Before the Hearing
Either party can transfer the case to the civil division of the justice court if either party wants an attorney, a jury, or right to appeal. This request must be made at least 10 business days before the hearing. If a party wants to reschedule the hearing, the party may file a request at least 15 calendar days before the hearing. The request must include a good reason for rescheduling and, if possible, provide supporting documentation. If a party objects to having a hearing officer conduct the hearing, the matter will be referred to the justice of the peace. This objection must be made at least 15 days before the hearing date. A party can request to appear by phone at least 15 calendar days before the hearing and should include any exhibits with the request. If a party requests an interpreter or special accommodations, they must notify the court at least 15 calendar days before the court date. The court can refer the case to a mediator or an arbitrator before the hearing.

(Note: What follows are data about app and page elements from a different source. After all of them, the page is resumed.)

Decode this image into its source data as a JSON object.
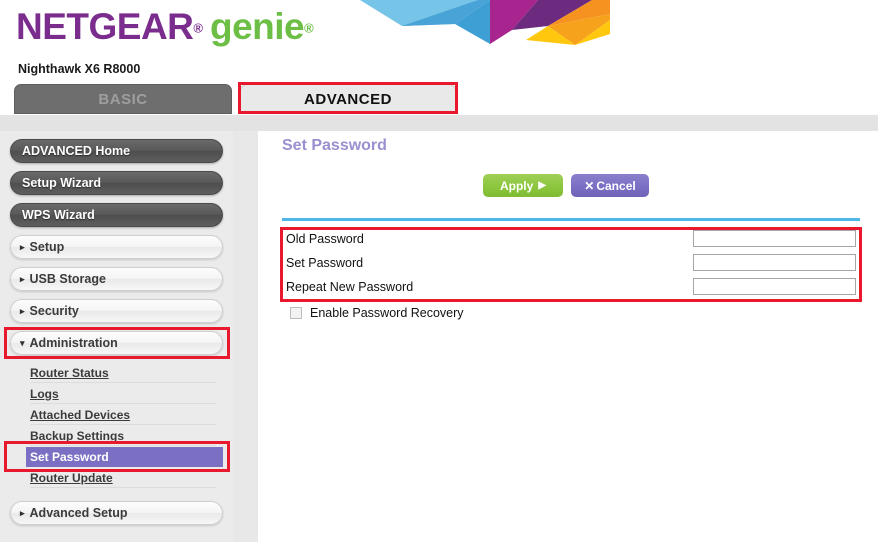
{
  "header": {
    "brand_primary": "NETGEAR",
    "brand_secondary": "genie",
    "reg_mark": "®",
    "model": "Nighthawk X6 R8000"
  },
  "tabs": [
    {
      "label": "BASIC",
      "active": false
    },
    {
      "label": "ADVANCED",
      "active": true
    }
  ],
  "sidebar": {
    "primary": [
      {
        "label": "ADVANCED Home",
        "style": "dark"
      },
      {
        "label": "Setup Wizard",
        "style": "dark"
      },
      {
        "label": "WPS Wizard",
        "style": "dark"
      },
      {
        "label": "Setup",
        "style": "light",
        "caret": "▸"
      },
      {
        "label": "USB Storage",
        "style": "light",
        "caret": "▸"
      },
      {
        "label": "Security",
        "style": "light",
        "caret": "▸"
      },
      {
        "label": "Administration",
        "style": "light",
        "caret": "▾",
        "highlighted": true
      }
    ],
    "submenu": [
      {
        "label": "Router Status",
        "selected": false
      },
      {
        "label": "Logs",
        "selected": false
      },
      {
        "label": "Attached Devices",
        "selected": false
      },
      {
        "label": "Backup Settings",
        "selected": false
      },
      {
        "label": "Set Password",
        "selected": true
      },
      {
        "label": "Router Update",
        "selected": false
      }
    ],
    "footer_item": {
      "label": "Advanced Setup",
      "caret": "▸"
    }
  },
  "main": {
    "title": "Set Password",
    "buttons": {
      "apply": "Apply",
      "apply_arrow": "▶",
      "cancel": "Cancel",
      "cancel_mark": "✕"
    },
    "fields": [
      {
        "label": "Old Password",
        "value": "",
        "placeholder": ""
      },
      {
        "label": "Set Password",
        "value": "",
        "placeholder": ""
      },
      {
        "label": "Repeat New Password",
        "value": "",
        "placeholder": ""
      }
    ],
    "checkbox": {
      "label": "Enable Password Recovery",
      "checked": false
    }
  },
  "colors": {
    "brand_purple": "#7b2d8e",
    "brand_green": "#6cbe45",
    "accent_cyan": "#4db8e8",
    "apply_green": "#8cc63e",
    "cancel_purple": "#7b6fc4",
    "selected_purple": "#7b6fc4",
    "annotation_red": "#e8192c",
    "title_purple": "#9a8fd0"
  }
}
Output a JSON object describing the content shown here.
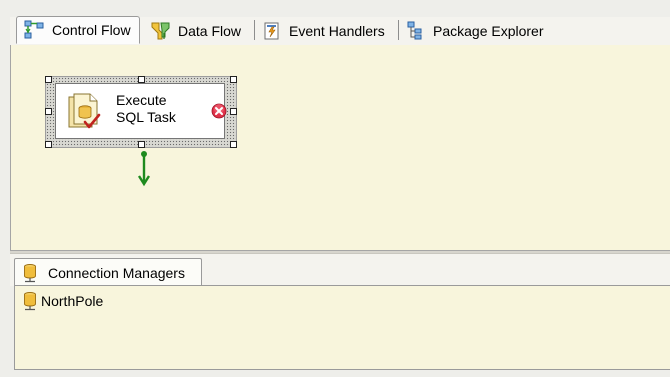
{
  "designer_tabs": [
    {
      "label": "Control Flow",
      "icon": "control-flow-icon",
      "active": true
    },
    {
      "label": "Data Flow",
      "icon": "data-flow-icon",
      "active": false
    },
    {
      "label": "Event Handlers",
      "icon": "event-handlers-icon",
      "active": false
    },
    {
      "label": "Package Explorer",
      "icon": "package-explorer-icon",
      "active": false
    }
  ],
  "canvas": {
    "background": "#f8f5dc",
    "task": {
      "line1": "Execute",
      "line2": "SQL Task",
      "icon": "execute-sql-task-icon",
      "status_icon": "error-icon",
      "status_color": "#e0334a",
      "selected": true
    },
    "precedence_arrow_color": "#1e8a1e"
  },
  "connection_managers": {
    "tab_label": "Connection Managers",
    "tab_icon": "connection-manager-icon",
    "items": [
      {
        "label": "NorthPole",
        "icon": "connection-manager-icon"
      }
    ]
  }
}
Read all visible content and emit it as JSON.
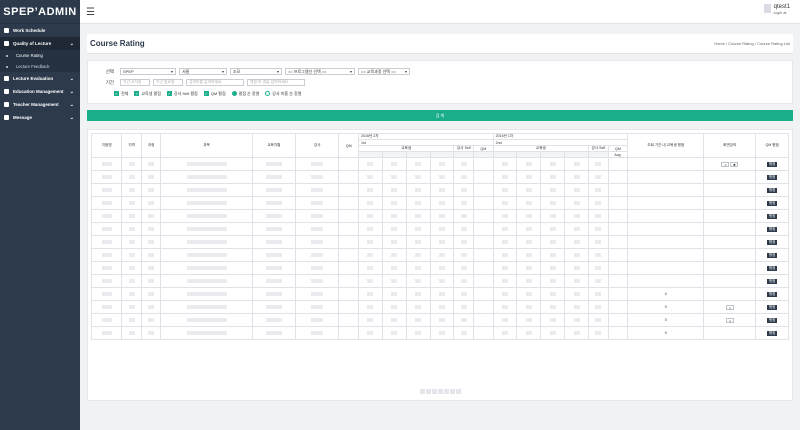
{
  "brand": "SPEP’ADMIN",
  "user": {
    "name": "qtest1",
    "sub": "login at"
  },
  "nav": [
    {
      "label": "Work Schedule",
      "icon": "document-icon",
      "open": false,
      "chev": ""
    },
    {
      "label": "Quality of Lecture",
      "icon": "star-icon",
      "open": true,
      "chev": "⌄",
      "sub": [
        "Course Rating",
        "Lecture Feedback"
      ]
    },
    {
      "label": "Lecture Evaluation",
      "icon": "clipboard-icon",
      "open": false,
      "chev": "⌄"
    },
    {
      "label": "Education Management",
      "icon": "book-icon",
      "open": false,
      "chev": "⌄"
    },
    {
      "label": "Teacher Management",
      "icon": "user-icon",
      "open": false,
      "chev": "⌄"
    },
    {
      "label": "Message",
      "icon": "message-icon",
      "open": false,
      "chev": "⌄"
    }
  ],
  "page": {
    "title": "Course Rating",
    "breadcrumb": "Home  /  Course Rating  /  Course Rating List"
  },
  "filters": {
    "label_select": "선택",
    "label_period": "기간",
    "sel1": "SPEP",
    "sel2": "서울",
    "sel3": "조모",
    "sel4": "== 프로그램선 선택 ==",
    "sel5": "== 교육과정 선택 ==",
    "date_start": "기간 시작일",
    "date_end": "기간 종료일",
    "in3": "검색어를 입력하세요",
    "in4": "명칭 또 명을 입력하세요",
    "checks": [
      "전체",
      "교육생 평점",
      "강사 Self 평점",
      "QM 평점"
    ],
    "radios": [
      "평점 순 정렬",
      "강사 미흡 순 정렬"
    ],
    "search": "검 색"
  },
  "table": {
    "headers": [
      "지점명",
      "지역",
      "과정",
      "과목",
      "교육차월",
      "강사",
      "QM"
    ],
    "group1": "2016년 2차",
    "group2": "2016년 1차",
    "sub1": "1st",
    "sub2": "2nd",
    "col_trainee": "교육생",
    "col_self": "강사 Self",
    "col_qm": "QM",
    "col_avg": "Avg.",
    "col_count": "조회 기간 내 교육생 평점",
    "col_video": "화면강의",
    "col_qm_eval": "QM 평점",
    "btn_eval": "평점",
    "count_values": [
      "0",
      "0",
      "0",
      "0"
    ]
  }
}
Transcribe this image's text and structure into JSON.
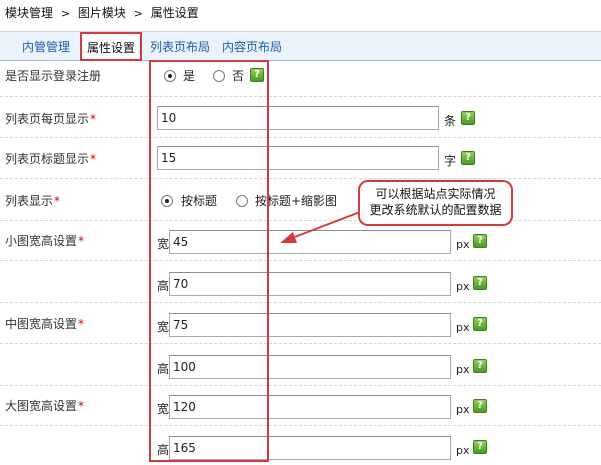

The Hearing
When the defendant files an answer, the clerk will set the case for a hearing within 60 days. All parties will receive notice from the court and must appear at the scheduled hearing. Any party who does not appear at the hearing risks having an appropriate judgment entered against them. If the plaintiff appears but the defendant does not, the court will consider plaintiff's evidence and, if supported by the evidence, the court may award judgment for the plaintiff. If the plaintiff fails to appear, but the defendant appears, the court may dismiss the lawsuit with or without prejudice, or it may award judgment for the defendant. If both parties fail to appear at the hearing, the court will dismiss the complaint and any counterclaims without prejudice, meaning the claims may be refiled.
Evidence and Testimony
Formal rules of evidence do not apply. At the hearing, the justice of the peace or hearing officer will ask questions and permit the parties to ask questions of each other and witnesses.
A judgment may be entered at the end of the hearing or in writing within 10 calendar days. Small claims judgments cannot be appealed. But there are a number of reasons a party can file a motion to vacate a judgment. A party can be represented by an attorney for a motion to vacate a judgment. A judgment can be collected by garnishment or writ of execution. A party can be represented by an attorney in collection proceedings.
A plaintiff can dismiss their lawsuit in writing prior to the hearing if the defendant has not filed an answer or counterclaim. The parties can also agree to dismiss a case. If the lawsuit settles before the hearing date, the plaintiff must notify the court by filing a notice of settlement.